Task
Write out each line of the records that has "hasła" in it.

Entries from a dataset of interfaces:

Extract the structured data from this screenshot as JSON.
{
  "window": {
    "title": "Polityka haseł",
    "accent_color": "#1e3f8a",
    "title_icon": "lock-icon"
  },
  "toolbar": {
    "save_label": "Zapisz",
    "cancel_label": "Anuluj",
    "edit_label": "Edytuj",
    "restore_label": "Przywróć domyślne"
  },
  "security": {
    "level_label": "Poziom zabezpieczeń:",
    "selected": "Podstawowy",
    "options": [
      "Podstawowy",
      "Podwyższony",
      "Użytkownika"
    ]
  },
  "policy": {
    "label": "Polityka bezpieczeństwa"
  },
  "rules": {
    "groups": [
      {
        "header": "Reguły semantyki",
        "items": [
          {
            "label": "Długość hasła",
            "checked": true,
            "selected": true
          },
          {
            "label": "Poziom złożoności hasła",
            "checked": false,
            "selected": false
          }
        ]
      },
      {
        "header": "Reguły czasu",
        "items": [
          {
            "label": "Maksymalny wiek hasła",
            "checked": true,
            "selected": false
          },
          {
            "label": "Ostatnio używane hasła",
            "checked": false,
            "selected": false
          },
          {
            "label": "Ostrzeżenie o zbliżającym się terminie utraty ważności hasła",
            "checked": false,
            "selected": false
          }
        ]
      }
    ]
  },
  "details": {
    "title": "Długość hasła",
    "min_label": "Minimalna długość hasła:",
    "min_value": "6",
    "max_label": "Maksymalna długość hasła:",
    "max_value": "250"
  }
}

Expected answer
            "label": "Długość hasła",
            "label": "Poziom złożoności hasła",
            "label": "Maksymalny wiek hasła",
            "label": "Ostatnio używane hasła",
            "label": "Ostrzeżenie o zbliżającym się terminie utraty ważności hasła",
    "title": "Długość hasła",
    "min_label": "Minimalna długość hasła:",
    "max_label": "Maksymalna długość hasła:",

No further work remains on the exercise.